▸ PROMPT
Copy all the records exactly; the complete set is the expected result.

▸ RECORDS FOR THE TASK
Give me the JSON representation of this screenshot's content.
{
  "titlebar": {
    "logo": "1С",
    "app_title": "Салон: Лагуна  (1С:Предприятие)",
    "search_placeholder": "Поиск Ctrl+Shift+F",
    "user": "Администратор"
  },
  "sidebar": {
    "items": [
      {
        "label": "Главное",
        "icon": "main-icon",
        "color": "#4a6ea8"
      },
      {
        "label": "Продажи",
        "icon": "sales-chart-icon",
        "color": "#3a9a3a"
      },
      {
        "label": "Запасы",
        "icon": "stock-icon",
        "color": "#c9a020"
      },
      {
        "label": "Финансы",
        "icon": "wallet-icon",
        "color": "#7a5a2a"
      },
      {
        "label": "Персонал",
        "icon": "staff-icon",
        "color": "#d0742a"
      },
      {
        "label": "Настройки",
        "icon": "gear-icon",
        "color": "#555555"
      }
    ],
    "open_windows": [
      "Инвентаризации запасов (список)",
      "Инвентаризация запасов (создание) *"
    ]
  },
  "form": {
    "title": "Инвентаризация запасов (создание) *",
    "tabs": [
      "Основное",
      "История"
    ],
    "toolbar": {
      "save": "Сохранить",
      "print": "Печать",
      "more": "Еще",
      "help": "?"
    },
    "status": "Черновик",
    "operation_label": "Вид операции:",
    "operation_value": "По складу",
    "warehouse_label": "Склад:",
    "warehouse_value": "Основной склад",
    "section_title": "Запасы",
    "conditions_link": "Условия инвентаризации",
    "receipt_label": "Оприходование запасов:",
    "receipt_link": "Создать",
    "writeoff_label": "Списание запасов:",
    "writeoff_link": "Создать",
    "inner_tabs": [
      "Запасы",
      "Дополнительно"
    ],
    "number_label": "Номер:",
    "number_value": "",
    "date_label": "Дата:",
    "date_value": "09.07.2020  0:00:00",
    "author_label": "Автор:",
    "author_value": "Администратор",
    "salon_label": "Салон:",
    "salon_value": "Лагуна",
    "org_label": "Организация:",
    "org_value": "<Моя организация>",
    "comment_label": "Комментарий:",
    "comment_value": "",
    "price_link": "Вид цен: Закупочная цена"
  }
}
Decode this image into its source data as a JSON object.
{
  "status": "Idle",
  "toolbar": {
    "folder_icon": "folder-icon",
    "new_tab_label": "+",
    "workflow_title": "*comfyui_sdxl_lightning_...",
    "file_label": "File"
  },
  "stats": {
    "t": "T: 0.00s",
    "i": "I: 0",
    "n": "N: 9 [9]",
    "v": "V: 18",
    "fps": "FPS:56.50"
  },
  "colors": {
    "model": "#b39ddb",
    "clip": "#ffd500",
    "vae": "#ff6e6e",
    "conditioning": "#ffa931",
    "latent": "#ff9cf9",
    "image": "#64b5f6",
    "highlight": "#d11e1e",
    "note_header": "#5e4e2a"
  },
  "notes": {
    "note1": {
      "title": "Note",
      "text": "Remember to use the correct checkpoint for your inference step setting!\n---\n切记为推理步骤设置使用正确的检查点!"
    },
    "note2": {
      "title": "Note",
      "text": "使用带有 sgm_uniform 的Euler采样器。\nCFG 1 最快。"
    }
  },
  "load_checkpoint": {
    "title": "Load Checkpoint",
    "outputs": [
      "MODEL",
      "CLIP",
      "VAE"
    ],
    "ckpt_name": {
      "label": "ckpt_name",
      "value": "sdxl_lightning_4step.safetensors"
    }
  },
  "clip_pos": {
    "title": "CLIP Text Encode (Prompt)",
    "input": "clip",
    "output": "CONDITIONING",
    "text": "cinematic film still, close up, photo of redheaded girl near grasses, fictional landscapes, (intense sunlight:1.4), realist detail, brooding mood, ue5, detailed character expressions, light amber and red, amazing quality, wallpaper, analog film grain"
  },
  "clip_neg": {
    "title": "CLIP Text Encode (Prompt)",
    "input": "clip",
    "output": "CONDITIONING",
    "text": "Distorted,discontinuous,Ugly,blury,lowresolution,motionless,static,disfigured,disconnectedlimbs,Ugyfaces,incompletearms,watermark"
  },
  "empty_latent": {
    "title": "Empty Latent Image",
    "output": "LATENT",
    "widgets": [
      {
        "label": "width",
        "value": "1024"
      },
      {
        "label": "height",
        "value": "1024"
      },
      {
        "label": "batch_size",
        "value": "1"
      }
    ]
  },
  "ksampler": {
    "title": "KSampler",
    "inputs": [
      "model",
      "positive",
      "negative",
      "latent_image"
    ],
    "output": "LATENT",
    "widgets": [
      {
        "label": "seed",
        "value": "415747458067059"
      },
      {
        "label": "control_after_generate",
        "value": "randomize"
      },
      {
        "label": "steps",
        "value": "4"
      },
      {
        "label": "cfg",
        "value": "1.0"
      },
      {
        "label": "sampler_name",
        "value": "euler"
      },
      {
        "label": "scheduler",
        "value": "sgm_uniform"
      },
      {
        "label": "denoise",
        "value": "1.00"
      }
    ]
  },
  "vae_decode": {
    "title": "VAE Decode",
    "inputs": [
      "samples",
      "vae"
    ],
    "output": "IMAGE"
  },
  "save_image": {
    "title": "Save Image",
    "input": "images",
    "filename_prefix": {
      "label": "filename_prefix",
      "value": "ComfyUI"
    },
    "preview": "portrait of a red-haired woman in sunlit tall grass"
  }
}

▸ ANSWER TO THIS EXERCISE
Give me the JSON representation of this screenshot's content.
{
  "titlebar": {
    "logo": "1С",
    "app_title": "Салон: Лагуна  (1С:Предприятие)",
    "search_placeholder": "Поиск Ctrl+Shift+F",
    "user": "Администратор"
  },
  "sidebar": {
    "items": [
      {
        "label": "Главное",
        "icon": "main-icon",
        "color": "#4a6ea8"
      },
      {
        "label": "Продажи",
        "icon": "sales-chart-icon",
        "color": "#3a9a3a"
      },
      {
        "label": "Запасы",
        "icon": "stock-icon",
        "color": "#c9a020"
      },
      {
        "label": "Финансы",
        "icon": "wallet-icon",
        "color": "#7a5a2a"
      },
      {
        "label": "Персонал",
        "icon": "staff-icon",
        "color": "#d0742a"
      },
      {
        "label": "Настройки",
        "icon": "gear-icon",
        "color": "#555555"
      }
    ],
    "open_windows": [
      "Инвентаризации запасов (список)",
      "Инвентаризация запасов (создание) *"
    ]
  },
  "form": {
    "title": "Инвентаризация запасов (создание) *",
    "tabs": [
      "Основное",
      "История"
    ],
    "toolbar": {
      "save": "Сохранить",
      "print": "Печать",
      "more": "Еще",
      "help": "?"
    },
    "status": "Черновик",
    "operation_label": "Вид операции:",
    "operation_value": "По складу",
    "warehouse_label": "Склад:",
    "warehouse_value": "Основной склад",
    "section_title": "Запасы",
    "conditions_link": "Условия инвентаризации",
    "receipt_label": "Оприходование запасов:",
    "receipt_link": "Создать",
    "writeoff_label": "Списание запасов:",
    "writeoff_link": "Создать",
    "inner_tabs": [
      "Запасы",
      "Дополнительно"
    ],
    "number_label": "Номер:",
    "number_value": "",
    "date_label": "Дата:",
    "date_value": "09.07.2020  0:00:00",
    "author_label": "Автор:",
    "author_value": "Администратор",
    "salon_label": "Салон:",
    "salon_value": "Лагуна",
    "org_label": "Организация:",
    "org_value": "<Моя организация>",
    "comment_label": "Комментарий:",
    "comment_value": "",
    "price_link": "Вид цен: Закупочная цена"
  }
}
Decode this image into its source data as a JSON object.
{
  "status": "Idle",
  "toolbar": {
    "folder_icon": "folder-icon",
    "new_tab_label": "+",
    "workflow_title": "*comfyui_sdxl_lightning_...",
    "file_label": "File"
  },
  "stats": {
    "t": "T: 0.00s",
    "i": "I: 0",
    "n": "N: 9 [9]",
    "v": "V: 18",
    "fps": "FPS:56.50"
  },
  "colors": {
    "model": "#b39ddb",
    "clip": "#ffd500",
    "vae": "#ff6e6e",
    "conditioning": "#ffa931",
    "latent": "#ff9cf9",
    "image": "#64b5f6",
    "highlight": "#d11e1e",
    "note_header": "#5e4e2a"
  },
  "notes": {
    "note1": {
      "title": "Note",
      "text": "Remember to use the correct checkpoint for your inference step setting!\n---\n切记为推理步骤设置使用正确的检查点!"
    },
    "note2": {
      "title": "Note",
      "text": "使用带有 sgm_uniform 的Euler采样器。\nCFG 1 最快。"
    }
  },
  "load_checkpoint": {
    "title": "Load Checkpoint",
    "outputs": [
      "MODEL",
      "CLIP",
      "VAE"
    ],
    "ckpt_name": {
      "label": "ckpt_name",
      "value": "sdxl_lightning_4step.safetensors"
    }
  },
  "clip_pos": {
    "title": "CLIP Text Encode (Prompt)",
    "input": "clip",
    "output": "CONDITIONING",
    "text": "cinematic film still, close up, photo of redheaded girl near grasses, fictional landscapes, (intense sunlight:1.4), realist detail, brooding mood, ue5, detailed character expressions, light amber and red, amazing quality, wallpaper, analog film grain"
  },
  "clip_neg": {
    "title": "CLIP Text Encode (Prompt)",
    "input": "clip",
    "output": "CONDITIONING",
    "text": "Distorted,discontinuous,Ugly,blury,lowresolution,motionless,static,disfigured,disconnectedlimbs,Ugyfaces,incompletearms,watermark"
  },
  "empty_latent": {
    "title": "Empty Latent Image",
    "output": "LATENT",
    "widgets": [
      {
        "label": "width",
        "value": "1024"
      },
      {
        "label": "height",
        "value": "1024"
      },
      {
        "label": "batch_size",
        "value": "1"
      }
    ]
  },
  "ksampler": {
    "title": "KSampler",
    "inputs": [
      "model",
      "positive",
      "negative",
      "latent_image"
    ],
    "output": "LATENT",
    "widgets": [
      {
        "label": "seed",
        "value": "415747458067059"
      },
      {
        "label": "control_after_generate",
        "value": "randomize"
      },
      {
        "label": "steps",
        "value": "4"
      },
      {
        "label": "cfg",
        "value": "1.0"
      },
      {
        "label": "sampler_name",
        "value": "euler"
      },
      {
        "label": "scheduler",
        "value": "sgm_uniform"
      },
      {
        "label": "denoise",
        "value": "1.00"
      }
    ]
  },
  "vae_decode": {
    "title": "VAE Decode",
    "inputs": [
      "samples",
      "vae"
    ],
    "output": "IMAGE"
  },
  "save_image": {
    "title": "Save Image",
    "input": "images",
    "filename_prefix": {
      "label": "filename_prefix",
      "value": "ComfyUI"
    },
    "preview": "portrait of a red-haired woman in sunlit tall grass"
  }
}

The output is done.